Although no deal was announced, the Senate was on track to vote Friday night on the spending bill that would keep the government operating through April 28.
A bipartisan group of senators wants to help immigrants brought to the United States illegally as children and granted work permits by President Barack Obama.
Democratic Sen. Richard Durbin of Illinois and Republican Sen. Lindsey Graham of South Carolina are sponsoring a bill as a remedy for those immigrants in case President-elect Donald Trump rescinds the 2012 Deferred Action for Childhood Arrivals, known as DACA, which has extended work permits and temporary deportation relief for those people.
During the campaign Trump pledged to terminate Obama's executive actions on immigration, but he said in a Time Magazine interview this week that he will "work something out" for DACA.
Graham and Sen. Lisa Murkowski, R-Alaska, are co-sponsors of the legislation. It's unclear how many other Republicans would support it. The lawmakers plan to push the bill next year.
A Montana Democrat says he wants to curb the power that members of Congress and top-level bureaucrats can wield once they've left the federal government for jobs in the private sector.
On a conference call with reporters Friday, Sen. Jon Tester says he'll be introducing legislation early next year to enforce President-elect Donald Trump's pledge to "drain the swamp" in the nation's capital of lobbyists, donors and political cronies.
Tester says he hopes Trump will support his bill. But the senator says he's worried the president-elect is actually "bringing in more gators" by tapping a host of insiders and campaign contributors for jobs in his administration.
Tester says his bill would ban ex-lawmakers and certain While House officials from doing any lobbying for five years after leaving civil service.
Democratic Sen. Joe Manchin of West Virginia says he and other coal-state Democrats will continue fighting for retired miners next year if they lose their current fight to extend benefits in a short-term spending bill.
Manchin says Democrats "will carry the momentum" of the current political standoff "and win the fight in January."
Manchin told reporters on a conference call that he is still seeking to find a solution in the short-term spending bill to keep the federal government operating beyond Friday's midnight deadline.
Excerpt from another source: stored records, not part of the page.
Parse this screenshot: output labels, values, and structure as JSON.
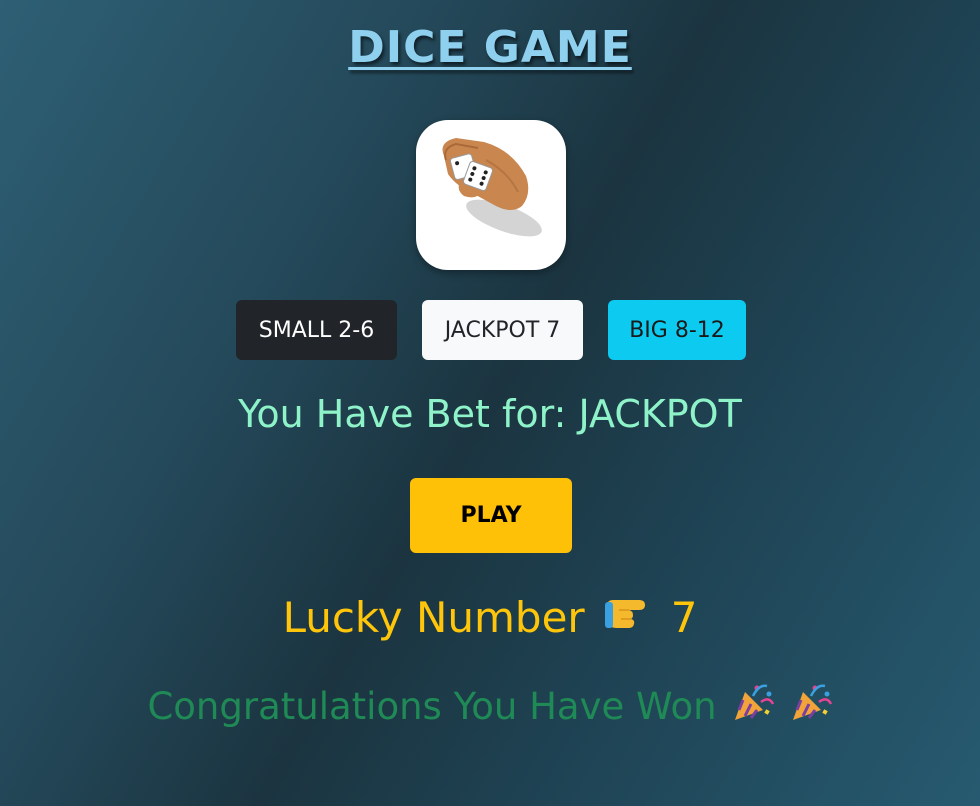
{
  "title": "DICE GAME",
  "dice_image": {
    "icon": "hand-rolling-dice-icon"
  },
  "bet_options": [
    {
      "label": "SMALL 2-6",
      "color": "#212529"
    },
    {
      "label": "JACKPOT 7",
      "color": "#f8f9fa"
    },
    {
      "label": "BIG 8-12",
      "color": "#0dcaf0"
    }
  ],
  "bet_status": "You Have Bet for: JACKPOT",
  "play_label": "PLAY",
  "lucky": {
    "label": "Lucky Number",
    "icon": "pointing-finger-icon",
    "number": "7"
  },
  "result": {
    "message": "Congratulations You Have Won",
    "icons": [
      "party-popper-icon",
      "party-popper-icon"
    ]
  },
  "colors": {
    "title": "#8fd0ee",
    "bet_status": "#8ef3c8",
    "play_button": "#ffc107",
    "lucky_text": "#ffc50a",
    "result_text": "#1f8a55"
  }
}
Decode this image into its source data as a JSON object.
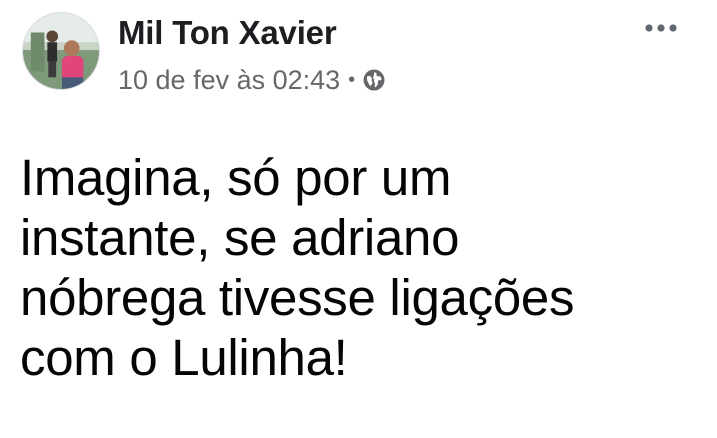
{
  "post": {
    "author_name": "Mil Ton Xavier",
    "timestamp": "10 de fev às 02:43",
    "separator": "•",
    "audience_icon": "globe-icon",
    "more_icon": "more-options-icon",
    "text_lines": [
      "Imagina, só por um",
      "instante, se adriano",
      "nóbrega tivesse ligações",
      "com o Lulinha!"
    ]
  }
}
But he said that regardless of what happens, retired miners will get at least four months of benefits.
The spending bill has stalled in the Senate as Democrats fight for a one-year extension for the miners' health benefits rather than the temporary fix.
The Senate's top Republican is seeking to turn the tables on the coal-state Democrats standing in the way of swift passage of a stopgap spending bill over health benefits for retired miners.
Mitch McConnell of Kentucky said Friday the Obama administration and Democrats in Congress have waged a "war on coal" that has created economic hardships for miners.
The spending bill to keep the federal government operating through April is stalled in the Senate as Democrats facing re-election in 2018, including West Virginia's Joe Manchin, are fighting for a one-year extension for the miners' health benefits rather than the temporary, four-month fix in the bill.
Manchin has called the short fix "horrendous" and "inhumane."
McConnell says the temporary extension is the best they're going to get.
He says "this is a good time to take yes for answer."